KINGS MOUNTAIN -- As this secluded mountaintop community celebrates the 50th anniversary of its beloved art fair, it also marks a sad occasion: the closure of iconic Bella Vista restaurant.
As its name suggested, the restaurant offered some of the most breathtaking views of any eatery in the Bay Area -- if not California. Tucked amid towering redwoods on Skyline Boulevard, the intimate Bella Vista served French and Italian cuisine in a romantically lit dining room overlooking the Peninsula roughly 2,000 feet below.
Co-owner and general manager John Ward talked about his beloved establishment this week for the first time since he shut down the Kings Mountain restaurant on Aug. 10. He says Bella Vista will go up for sale Saturday along with the acre and a half of land on which it sits. He said he hopes to see it continue as a restaurant.
"It was just time," said Ward, 48. "We had accomplished everything that we had hoped to."
Ward's parents and two other families purchased the Bella Vista in 1979 from Bob and Jetty Hogan, who had run the place as a checkered-tablecloth eatery serving fried chicken and other comfort food. The Bella Vista was built as a restaurant in 1927, he said, and went through various incarnations in its early days, from a speak-easy during Prohibition to a brothel and casino.
When Ward's parents and their partners took over, they introduced a new menu and scaled up the service. Bella Vista eventually became a comforting anachronism: an old-world restaurant where waiters in tuxedos performed tableside flambes of steak Diane and oysters Rockefeller. It became a famed destination for San Mateo County residents celebrating special occasions, not to mention tourists, Silicon Valley executives and occasional celebrities.

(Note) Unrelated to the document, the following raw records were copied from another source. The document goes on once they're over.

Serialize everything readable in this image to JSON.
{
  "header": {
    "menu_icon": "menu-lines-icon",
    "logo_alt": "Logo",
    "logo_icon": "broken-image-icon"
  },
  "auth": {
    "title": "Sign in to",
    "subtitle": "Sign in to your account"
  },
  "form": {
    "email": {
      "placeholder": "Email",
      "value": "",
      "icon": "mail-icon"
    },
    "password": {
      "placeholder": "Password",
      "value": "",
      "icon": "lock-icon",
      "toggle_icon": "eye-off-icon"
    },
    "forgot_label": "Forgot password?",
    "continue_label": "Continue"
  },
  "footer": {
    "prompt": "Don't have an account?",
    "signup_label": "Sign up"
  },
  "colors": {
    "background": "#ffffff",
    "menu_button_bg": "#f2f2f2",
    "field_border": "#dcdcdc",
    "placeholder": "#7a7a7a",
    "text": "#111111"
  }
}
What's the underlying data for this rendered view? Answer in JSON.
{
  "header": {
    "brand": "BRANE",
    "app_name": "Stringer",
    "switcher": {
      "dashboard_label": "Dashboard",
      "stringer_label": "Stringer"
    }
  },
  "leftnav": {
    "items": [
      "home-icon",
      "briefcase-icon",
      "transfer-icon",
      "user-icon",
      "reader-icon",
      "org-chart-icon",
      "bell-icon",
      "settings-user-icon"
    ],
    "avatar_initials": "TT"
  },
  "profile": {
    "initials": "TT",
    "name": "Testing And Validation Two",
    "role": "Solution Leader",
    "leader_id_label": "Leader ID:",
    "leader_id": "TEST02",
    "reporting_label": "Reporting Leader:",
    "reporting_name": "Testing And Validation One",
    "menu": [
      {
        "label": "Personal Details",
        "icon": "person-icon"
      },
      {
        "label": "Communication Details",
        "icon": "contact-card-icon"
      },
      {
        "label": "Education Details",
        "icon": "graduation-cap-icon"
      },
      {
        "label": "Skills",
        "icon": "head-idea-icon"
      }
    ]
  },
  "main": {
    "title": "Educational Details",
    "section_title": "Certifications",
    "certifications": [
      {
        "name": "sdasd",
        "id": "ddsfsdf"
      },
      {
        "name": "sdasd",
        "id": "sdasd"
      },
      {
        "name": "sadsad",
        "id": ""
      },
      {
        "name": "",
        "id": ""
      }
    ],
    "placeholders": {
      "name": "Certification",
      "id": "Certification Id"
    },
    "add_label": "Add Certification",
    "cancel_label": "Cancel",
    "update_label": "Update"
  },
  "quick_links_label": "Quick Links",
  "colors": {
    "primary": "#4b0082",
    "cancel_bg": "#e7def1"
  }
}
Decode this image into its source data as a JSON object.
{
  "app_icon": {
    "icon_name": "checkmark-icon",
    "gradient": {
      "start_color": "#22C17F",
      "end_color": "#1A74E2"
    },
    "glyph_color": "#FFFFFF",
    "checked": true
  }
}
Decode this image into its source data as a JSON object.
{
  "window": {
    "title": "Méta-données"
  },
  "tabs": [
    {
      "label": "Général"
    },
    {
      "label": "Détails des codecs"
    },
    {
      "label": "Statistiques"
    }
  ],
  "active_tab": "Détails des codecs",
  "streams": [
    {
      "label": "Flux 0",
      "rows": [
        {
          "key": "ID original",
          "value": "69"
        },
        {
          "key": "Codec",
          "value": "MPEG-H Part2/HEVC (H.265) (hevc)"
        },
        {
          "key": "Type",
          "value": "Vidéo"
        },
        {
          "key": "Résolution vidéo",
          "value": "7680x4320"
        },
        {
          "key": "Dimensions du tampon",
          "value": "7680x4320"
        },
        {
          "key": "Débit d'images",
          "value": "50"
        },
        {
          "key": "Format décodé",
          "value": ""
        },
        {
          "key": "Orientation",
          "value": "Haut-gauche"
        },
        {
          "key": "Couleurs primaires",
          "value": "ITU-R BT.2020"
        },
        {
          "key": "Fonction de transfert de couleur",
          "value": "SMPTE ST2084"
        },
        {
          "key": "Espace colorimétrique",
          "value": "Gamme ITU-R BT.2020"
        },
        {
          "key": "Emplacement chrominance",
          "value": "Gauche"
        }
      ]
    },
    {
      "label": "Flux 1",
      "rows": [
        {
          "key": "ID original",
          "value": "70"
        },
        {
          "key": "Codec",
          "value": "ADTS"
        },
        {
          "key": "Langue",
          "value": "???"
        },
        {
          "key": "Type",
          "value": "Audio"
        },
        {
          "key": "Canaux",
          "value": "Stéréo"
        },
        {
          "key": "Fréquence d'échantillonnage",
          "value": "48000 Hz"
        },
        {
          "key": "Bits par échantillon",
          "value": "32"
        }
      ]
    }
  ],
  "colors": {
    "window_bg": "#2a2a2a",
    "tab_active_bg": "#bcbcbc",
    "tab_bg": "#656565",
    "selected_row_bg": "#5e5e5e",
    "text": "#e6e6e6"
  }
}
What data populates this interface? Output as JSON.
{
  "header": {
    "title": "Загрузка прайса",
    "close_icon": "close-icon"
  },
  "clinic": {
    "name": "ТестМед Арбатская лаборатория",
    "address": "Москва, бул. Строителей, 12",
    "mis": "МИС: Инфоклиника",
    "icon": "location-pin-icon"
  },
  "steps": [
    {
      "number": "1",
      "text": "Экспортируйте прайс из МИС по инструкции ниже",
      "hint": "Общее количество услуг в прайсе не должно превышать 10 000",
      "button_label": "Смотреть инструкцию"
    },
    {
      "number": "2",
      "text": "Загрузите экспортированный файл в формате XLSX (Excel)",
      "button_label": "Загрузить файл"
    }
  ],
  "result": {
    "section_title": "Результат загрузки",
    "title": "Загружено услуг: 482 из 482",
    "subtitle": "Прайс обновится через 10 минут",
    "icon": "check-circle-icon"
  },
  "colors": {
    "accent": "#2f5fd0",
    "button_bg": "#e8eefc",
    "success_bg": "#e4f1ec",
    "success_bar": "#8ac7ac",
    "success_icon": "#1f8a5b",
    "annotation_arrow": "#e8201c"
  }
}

But after 34 years, Ward said, it was time for a change. He declined to delve too deeply into the reasons for stepping away. Ward acknowledged Bella Vista, like other restaurants, was affected by the recession, but insisted the volume of customers remained strong. Having spent most of his adult life in the restaurant business, Ward said he is looking forward to trying something different.
"There's a beginning, there's a middle, and there's an end," said Ward. "And we had reached the end."
What made the restaurant special was its staff, he said. By the time it closed Bella Vista had six employees besides Ward, two in the dining room and four in the kitchen, who had been there more than 20 years.
"I still consider them my superiors as far as the restaurant business is concerned," said Ward, who came aboard as an apprentice in 1991 and fell in love with the controlled chaos of running a bustling dinner service with a diverse staff. "It was a blend of personalities and different cultures from all over the world. It was magic."
Ward's family, which assumed sole ownership of the Bella Vista about a decade ago, will put information regarding the sale on the restaurant's website (http://bvrestaurant.com) on Saturday, the same day the Kings Mountain Art Fair gets underway.
Eileen Fredrickson, who has lived on Kings Mountain for 33 years, said she's sad to see the business close, but optimistic it will reopen under new ownership.
"We're certainly hoping that the new people will treat it gently," she said.
Contact Aaron Kinney at 650-348-4357. Follow him at Twitter.com/kinneytimes.